speaks during an interview for Reuters with Reuters at her apartment in Washington October 23, 2010.
Cuba has proposed talks with the United States about resolving the case of jailed American contractor Alan Gross, but has received no response, indicating a lack of interest by Washington, a top Cuban diplomat said on Monday.
Foreign Ministry official Josefina Vidal said at a press conference that Cuba had proposed discussions "as a first step for the development of a process ... toward finding a solution to the case of Mr. Alan Gross."
Gross, 63, has been jailed since December 2009 and is serving a 15-year sentence for illegally setting up Internet networks in Cuba under a U.S. program that promotes political change on the communist island.
The Cuban government views the program as subversive.

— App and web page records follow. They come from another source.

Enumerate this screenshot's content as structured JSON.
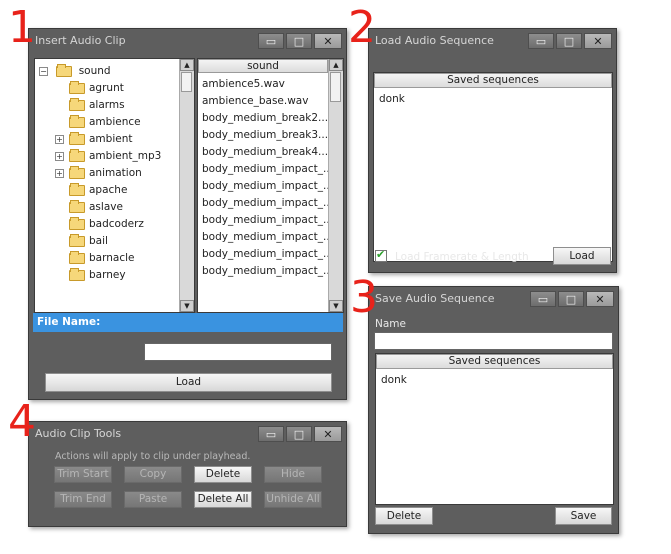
{
  "annotations": [
    "1",
    "2",
    "3",
    "4"
  ],
  "insert_clip": {
    "title": "Insert Audio Clip",
    "win_buttons": {
      "minimize": "▭",
      "maximize": "□",
      "close": "✕"
    },
    "tree": {
      "root": "sound",
      "root_expander": "−",
      "items": [
        {
          "label": "agrunt",
          "expander": ""
        },
        {
          "label": "alarms",
          "expander": ""
        },
        {
          "label": "ambience",
          "expander": ""
        },
        {
          "label": "ambient",
          "expander": "+"
        },
        {
          "label": "ambient_mp3",
          "expander": "+"
        },
        {
          "label": "animation",
          "expander": "+"
        },
        {
          "label": "apache",
          "expander": ""
        },
        {
          "label": "aslave",
          "expander": ""
        },
        {
          "label": "badcoderz",
          "expander": ""
        },
        {
          "label": "bail",
          "expander": ""
        },
        {
          "label": "barnacle",
          "expander": ""
        },
        {
          "label": "barney",
          "expander": ""
        }
      ]
    },
    "files_header": "sound",
    "files": [
      "ambience5.wav",
      "ambience_base.wav",
      "body_medium_break2....",
      "body_medium_break3....",
      "body_medium_break4....",
      "body_medium_impact_...",
      "body_medium_impact_...",
      "body_medium_impact_...",
      "body_medium_impact_...",
      "body_medium_impact_...",
      "body_medium_impact_...",
      "body_medium_impact_..."
    ],
    "file_name_label": "File Name:",
    "file_name_value": "",
    "load_label": "Load",
    "colors": {
      "file_name_bar": "#3a93e0"
    }
  },
  "load_sequence": {
    "title": "Load Audio Sequence",
    "header": "Saved sequences",
    "items": [
      "donk"
    ],
    "checkbox_label": "Load Framerate & Length",
    "checkbox_checked": true,
    "load_label": "Load"
  },
  "save_sequence": {
    "title": "Save Audio Sequence",
    "name_label": "Name",
    "name_value": "",
    "header": "Saved sequences",
    "items": [
      "donk"
    ],
    "delete_label": "Delete",
    "save_label": "Save"
  },
  "clip_tools": {
    "title": "Audio Clip Tools",
    "hint": "Actions will apply to clip under playhead.",
    "buttons": {
      "trim_start": "Trim Start",
      "copy": "Copy",
      "delete": "Delete",
      "hide": "Hide",
      "trim_end": "Trim End",
      "paste": "Paste",
      "delete_all": "Delete All",
      "unhide_all": "Unhide All"
    }
  },
  "colors": {
    "annotation": "#e8221a",
    "panel": "#5e5e5e"
  }
}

Gross' imprisonment put the brakes on efforts by President Barack Obama to improve long-hostile relations between the two countries just 90 miles apart. Gross' wife said last week she feared for her husband's life because his health is deteriorating. Cuba denied that.
Cuban officials have said before that they would be open to talks about Gross, but this was the first time known that they have said they had proposed them.
"I want to ratify today that up to this moment we have not received a response from the government of the United States," said Vidal, who is the Cuban Foreign Ministry's director of North American relations.
"We have only heard some public declarations they made to the press in which the government of the United States has said that it has nothing to talk about nor anything to negotiate with the government of Cuba over this issue," Vidal said.
"Therefore, it is clear that it is not Cuba, but the United States that is not showing interest in this case."
She gave no details of Cuba's proposal, but she spoke at an event concerning the "Cuban Five" - Cuban agents jailed or paroled in the United States on spying charges.
Cuban officials have hinted that a swap of Gross for the five agents, who received lengthy sentences in a 2001 trial in Miami, would resolve the case. The U.S. has insisted such a deal is out of the question.
U.S. officials said last year they had suggested a swap of Gross for one agent, Rene Gonzalez, who is out on parole in Florida, but Cuba turned it down.
Cuba feels the five agents were unjustly convicted and made their freedom a national cause, referring to them as the "Five Heroes."
At Monday's event in the Cuban capital, U.S. lawyers for the five took part in a video conference from Washington to discuss their latest attempt to appeal the case, which includes charges that the U.S. government paid journalists during the trial and tainted news coverage.
(Editing by Kevin Gray and Christopher Wilson)